O: My art is my coping mechanism. When the world is on fire and those who are supposed to be doing something about it aren’t doing so, that’s when I get my paintbrush out and take all of that anger and frustration out on the canvas. Or if there’s something challenging happening that I don’t understand or can’t process, I’ll scribble down ideas and doodles into my sketchbook. It helps me to create meaning from the chaos of life.
K: Your work is super expressive and adaptive in that it can translate across a multitude of formats. Do you have any plans to expand? The sofas looked amazing. We need an Olli Hull sofa at Kaltblut HQ.
O: Absolutely! I’d love to create more furniture and household objects as well as my clothing. I love the idea that art doesn’t need to be on a white wall or in a posh gallery. In fact, I think right now with everything going on in the world, that is one of the last places art needs to be. We need to be wearing art, sitting on it, eating off it! I believe art has so much power to open up conversations and influence positive change.
K: Your designs have featured heavily in music videos, most recently the wonderful James Indigo’s video ‘Van Gogh’ wearing the Annulment Dress. Who would be your all time dream collab with any musician dead or alive and why?
O: Dolly Parton! That woman is a saint sent from queer heaven. I have so much love and respect for pop artists who manage to stay grounded, humble and remain a positive force in the world that goes beyond their music.
K: A Dolly stan we love to see it. Tell me more about how you incorporate the themes of consumerism and the impacts of fast fashion and social media within your work?
O: I like to use lots of pop culture references and symbolic imagery such as iPhones, masks, crowns, demonic faces and exaggeratedly proportioned bodies. I use these in an attempt to form a visual language that represents our societies decaying human nature, that is masked by the spectacle of consumerism, fashion, beauty, reality TV, and social media. There’s a lot of text in my work too, which I use as a way to parody the ‘shadow self’; the part of us that’s trapped inside an egotistical bubble of materialism, greed and entitlement.
K: How are you working sustainably?

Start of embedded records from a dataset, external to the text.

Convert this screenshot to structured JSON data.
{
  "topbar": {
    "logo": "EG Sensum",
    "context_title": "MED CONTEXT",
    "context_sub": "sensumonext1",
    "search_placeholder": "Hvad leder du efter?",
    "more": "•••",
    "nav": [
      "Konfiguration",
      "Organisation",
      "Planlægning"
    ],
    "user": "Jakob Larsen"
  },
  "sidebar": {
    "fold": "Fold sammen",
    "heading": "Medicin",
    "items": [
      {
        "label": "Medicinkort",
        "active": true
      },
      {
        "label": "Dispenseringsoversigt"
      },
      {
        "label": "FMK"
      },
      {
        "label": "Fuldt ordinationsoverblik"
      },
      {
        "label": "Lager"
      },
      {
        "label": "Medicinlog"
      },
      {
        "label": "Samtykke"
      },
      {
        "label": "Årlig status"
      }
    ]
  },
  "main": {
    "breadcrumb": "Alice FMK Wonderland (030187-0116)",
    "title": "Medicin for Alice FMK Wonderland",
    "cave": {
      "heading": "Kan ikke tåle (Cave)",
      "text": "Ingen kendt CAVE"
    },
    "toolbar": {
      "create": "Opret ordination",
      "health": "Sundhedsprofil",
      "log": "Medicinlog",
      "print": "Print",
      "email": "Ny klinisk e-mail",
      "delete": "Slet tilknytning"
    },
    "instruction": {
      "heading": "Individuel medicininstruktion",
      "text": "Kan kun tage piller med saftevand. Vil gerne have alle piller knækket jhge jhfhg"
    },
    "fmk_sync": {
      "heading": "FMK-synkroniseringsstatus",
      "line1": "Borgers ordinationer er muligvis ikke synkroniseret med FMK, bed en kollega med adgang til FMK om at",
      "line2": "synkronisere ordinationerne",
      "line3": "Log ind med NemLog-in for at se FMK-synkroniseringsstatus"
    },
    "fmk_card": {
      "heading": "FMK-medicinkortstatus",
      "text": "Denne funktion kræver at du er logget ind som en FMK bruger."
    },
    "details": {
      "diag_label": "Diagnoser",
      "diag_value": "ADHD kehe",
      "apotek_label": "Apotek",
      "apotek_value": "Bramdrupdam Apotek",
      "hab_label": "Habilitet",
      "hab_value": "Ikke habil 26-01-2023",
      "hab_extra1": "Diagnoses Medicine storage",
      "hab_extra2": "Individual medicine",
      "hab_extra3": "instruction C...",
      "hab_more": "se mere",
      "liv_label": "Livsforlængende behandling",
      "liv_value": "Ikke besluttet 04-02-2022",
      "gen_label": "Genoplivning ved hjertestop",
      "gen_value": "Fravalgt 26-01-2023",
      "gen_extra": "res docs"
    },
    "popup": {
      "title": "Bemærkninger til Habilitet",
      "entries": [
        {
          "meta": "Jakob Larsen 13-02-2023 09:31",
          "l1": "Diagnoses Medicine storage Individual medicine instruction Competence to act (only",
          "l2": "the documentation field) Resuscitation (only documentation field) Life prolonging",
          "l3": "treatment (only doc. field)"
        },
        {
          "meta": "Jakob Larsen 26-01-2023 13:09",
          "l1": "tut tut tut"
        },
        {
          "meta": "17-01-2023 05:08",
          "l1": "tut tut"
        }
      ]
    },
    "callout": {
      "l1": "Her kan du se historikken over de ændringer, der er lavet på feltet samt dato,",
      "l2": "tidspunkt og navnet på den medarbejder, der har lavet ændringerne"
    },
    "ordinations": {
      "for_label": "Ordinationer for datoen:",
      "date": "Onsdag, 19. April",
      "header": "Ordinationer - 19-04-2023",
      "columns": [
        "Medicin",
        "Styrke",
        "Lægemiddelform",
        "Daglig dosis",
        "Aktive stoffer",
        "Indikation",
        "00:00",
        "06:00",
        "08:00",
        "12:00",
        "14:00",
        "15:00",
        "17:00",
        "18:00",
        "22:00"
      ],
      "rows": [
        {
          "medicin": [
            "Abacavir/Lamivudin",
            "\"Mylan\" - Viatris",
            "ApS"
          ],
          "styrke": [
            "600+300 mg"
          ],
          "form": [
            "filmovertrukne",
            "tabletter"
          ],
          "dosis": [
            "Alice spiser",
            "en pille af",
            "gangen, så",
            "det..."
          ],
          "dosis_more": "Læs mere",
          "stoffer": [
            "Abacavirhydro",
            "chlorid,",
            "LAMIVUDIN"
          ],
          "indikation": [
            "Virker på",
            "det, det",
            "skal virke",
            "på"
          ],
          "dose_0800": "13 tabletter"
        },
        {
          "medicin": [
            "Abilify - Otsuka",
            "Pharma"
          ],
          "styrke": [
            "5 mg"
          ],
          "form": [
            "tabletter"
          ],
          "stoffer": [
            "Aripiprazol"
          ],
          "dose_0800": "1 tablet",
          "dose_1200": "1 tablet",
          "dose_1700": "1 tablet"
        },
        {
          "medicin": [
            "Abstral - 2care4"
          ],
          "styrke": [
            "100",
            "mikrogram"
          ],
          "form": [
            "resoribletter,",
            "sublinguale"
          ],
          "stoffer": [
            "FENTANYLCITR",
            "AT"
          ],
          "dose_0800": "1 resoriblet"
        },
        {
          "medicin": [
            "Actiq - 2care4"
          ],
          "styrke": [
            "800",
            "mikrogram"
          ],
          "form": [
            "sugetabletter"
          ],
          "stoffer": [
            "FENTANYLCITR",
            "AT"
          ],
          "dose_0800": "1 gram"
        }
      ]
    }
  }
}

O: I really try to keep sustainability at the core of my brand. Everything I sell is up-cycled or reworked from second hand pieces and scrap fabric. All my wedding dresses came from eBay or Depop, and I love raiding charity shops! It’s estimated that 92 million tonnes of textile waste are created every single year globally, and 85% of that ends up in landfill. There is so much fabric and clothing that already exists that could be reused or recycled. There really is no need to keep producing new things other than to satisfy the unhealthy need to consume. I want to try and help to change that and normalise wearing up-cycled, vintage and second hand.
K: As a designer you are big on wearable art, how do you find the balance between creativity and commerciality as a brand?

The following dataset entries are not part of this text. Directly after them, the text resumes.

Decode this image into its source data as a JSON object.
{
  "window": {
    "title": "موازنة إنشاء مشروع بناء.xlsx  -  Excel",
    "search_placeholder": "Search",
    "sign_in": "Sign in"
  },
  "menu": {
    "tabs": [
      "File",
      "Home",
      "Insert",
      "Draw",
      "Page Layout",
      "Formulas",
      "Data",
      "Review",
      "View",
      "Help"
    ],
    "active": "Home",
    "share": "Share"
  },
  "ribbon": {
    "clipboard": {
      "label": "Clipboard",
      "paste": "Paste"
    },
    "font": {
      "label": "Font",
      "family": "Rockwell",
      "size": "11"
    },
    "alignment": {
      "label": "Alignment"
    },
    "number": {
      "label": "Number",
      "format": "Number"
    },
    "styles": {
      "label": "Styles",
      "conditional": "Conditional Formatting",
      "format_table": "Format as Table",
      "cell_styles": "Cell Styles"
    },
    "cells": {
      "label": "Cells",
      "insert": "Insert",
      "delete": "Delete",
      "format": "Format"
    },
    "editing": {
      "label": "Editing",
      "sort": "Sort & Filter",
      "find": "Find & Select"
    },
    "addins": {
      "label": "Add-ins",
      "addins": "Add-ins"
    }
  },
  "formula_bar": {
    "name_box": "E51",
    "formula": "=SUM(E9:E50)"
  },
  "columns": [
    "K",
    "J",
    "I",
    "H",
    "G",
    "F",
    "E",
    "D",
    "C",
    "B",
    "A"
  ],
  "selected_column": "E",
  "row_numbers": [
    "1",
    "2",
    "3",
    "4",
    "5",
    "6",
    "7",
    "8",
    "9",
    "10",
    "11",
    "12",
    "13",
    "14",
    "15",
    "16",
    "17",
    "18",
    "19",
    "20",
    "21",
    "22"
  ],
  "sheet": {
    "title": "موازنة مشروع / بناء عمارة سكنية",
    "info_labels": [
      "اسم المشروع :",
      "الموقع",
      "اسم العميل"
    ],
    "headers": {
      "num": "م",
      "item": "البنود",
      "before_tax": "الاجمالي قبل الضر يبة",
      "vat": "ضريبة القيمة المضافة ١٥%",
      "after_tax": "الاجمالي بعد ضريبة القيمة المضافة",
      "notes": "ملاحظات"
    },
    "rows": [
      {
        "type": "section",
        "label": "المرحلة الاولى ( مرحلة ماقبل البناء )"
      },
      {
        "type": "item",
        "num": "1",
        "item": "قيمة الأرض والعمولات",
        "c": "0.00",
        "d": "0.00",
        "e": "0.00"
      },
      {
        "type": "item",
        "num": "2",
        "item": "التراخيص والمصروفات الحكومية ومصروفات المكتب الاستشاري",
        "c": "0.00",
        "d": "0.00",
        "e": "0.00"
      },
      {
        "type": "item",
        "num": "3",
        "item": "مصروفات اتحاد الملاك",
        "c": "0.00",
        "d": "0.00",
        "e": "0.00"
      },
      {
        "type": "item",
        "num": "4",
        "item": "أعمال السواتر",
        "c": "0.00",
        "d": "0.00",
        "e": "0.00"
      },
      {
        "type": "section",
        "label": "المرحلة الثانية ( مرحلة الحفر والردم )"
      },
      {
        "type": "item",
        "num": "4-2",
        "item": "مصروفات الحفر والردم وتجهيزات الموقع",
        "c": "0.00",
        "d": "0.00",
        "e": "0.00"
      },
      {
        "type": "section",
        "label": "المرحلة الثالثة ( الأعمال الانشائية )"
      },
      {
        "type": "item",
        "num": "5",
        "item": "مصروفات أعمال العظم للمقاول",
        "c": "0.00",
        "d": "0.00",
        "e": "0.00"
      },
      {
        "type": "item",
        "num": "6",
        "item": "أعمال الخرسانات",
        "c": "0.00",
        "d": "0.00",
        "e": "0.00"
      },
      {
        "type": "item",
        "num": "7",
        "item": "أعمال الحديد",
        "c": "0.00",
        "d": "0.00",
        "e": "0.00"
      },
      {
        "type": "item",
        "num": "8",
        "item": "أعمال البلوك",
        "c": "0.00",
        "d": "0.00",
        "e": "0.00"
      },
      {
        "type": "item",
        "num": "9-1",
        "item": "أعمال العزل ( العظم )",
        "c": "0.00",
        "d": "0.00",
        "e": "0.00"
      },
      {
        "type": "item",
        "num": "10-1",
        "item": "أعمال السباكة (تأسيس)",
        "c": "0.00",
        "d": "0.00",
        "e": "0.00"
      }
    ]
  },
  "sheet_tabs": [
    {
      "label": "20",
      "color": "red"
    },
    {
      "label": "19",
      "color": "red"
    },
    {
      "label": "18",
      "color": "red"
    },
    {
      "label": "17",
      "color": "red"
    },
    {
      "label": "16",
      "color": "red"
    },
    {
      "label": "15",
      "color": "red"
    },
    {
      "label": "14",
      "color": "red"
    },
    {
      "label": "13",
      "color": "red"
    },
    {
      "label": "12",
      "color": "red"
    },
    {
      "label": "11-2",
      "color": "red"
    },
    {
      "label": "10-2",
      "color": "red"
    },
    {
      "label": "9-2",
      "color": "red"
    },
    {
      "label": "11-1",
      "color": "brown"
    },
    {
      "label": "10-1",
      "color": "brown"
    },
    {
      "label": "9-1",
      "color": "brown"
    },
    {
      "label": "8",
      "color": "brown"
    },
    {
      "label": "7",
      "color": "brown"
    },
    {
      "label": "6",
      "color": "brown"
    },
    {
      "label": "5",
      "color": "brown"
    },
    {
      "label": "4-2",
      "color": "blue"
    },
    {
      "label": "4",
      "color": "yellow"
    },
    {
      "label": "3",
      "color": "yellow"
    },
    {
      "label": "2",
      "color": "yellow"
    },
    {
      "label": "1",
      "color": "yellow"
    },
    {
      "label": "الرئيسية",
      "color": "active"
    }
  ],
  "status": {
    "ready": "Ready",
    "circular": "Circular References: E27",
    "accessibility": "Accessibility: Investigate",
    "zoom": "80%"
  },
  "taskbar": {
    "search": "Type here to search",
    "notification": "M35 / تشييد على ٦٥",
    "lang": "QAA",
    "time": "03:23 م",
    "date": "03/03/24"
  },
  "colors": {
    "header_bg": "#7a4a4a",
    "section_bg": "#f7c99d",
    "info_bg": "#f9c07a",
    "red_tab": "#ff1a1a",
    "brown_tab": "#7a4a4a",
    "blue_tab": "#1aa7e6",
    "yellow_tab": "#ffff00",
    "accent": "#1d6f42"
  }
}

O: I’m constantly re-balancing. As much as I like to create work that is totally from the heart and not influenced by the approval of other people, it’s obviously really rewarding when people want to buy my work, and ultimately, it’s people buying and wearing my work that is going to get my message out into the world. I’ve found that listening to my audience has helped to influence and push my work in ways I may not have considered, and if anything, this has contributed to my creative process. I have to pull myself back every now and again and ask myself ‘what message am I communicating and is this in line with my values?’.
K: Finally, what can we expect to see from Olli Hull in 2022 and beyond?
O: I feel as though ‘Act Normal’ was both the end and the beginning of a stage in my career and my life. It was my first collective body of work, and when I stood in that room and looked around I could see so much progress and so many different avenues for me to explore further. I’ve also got some exciting collaborations coming up over the next few months so I can’t wait to take everything I’ve learned from my exhibition and apply it to these new projects. I can’t wait to share it with you all!
K: We can’t wait for you to share it with us and we will be holding out for that Dolly Parton collab.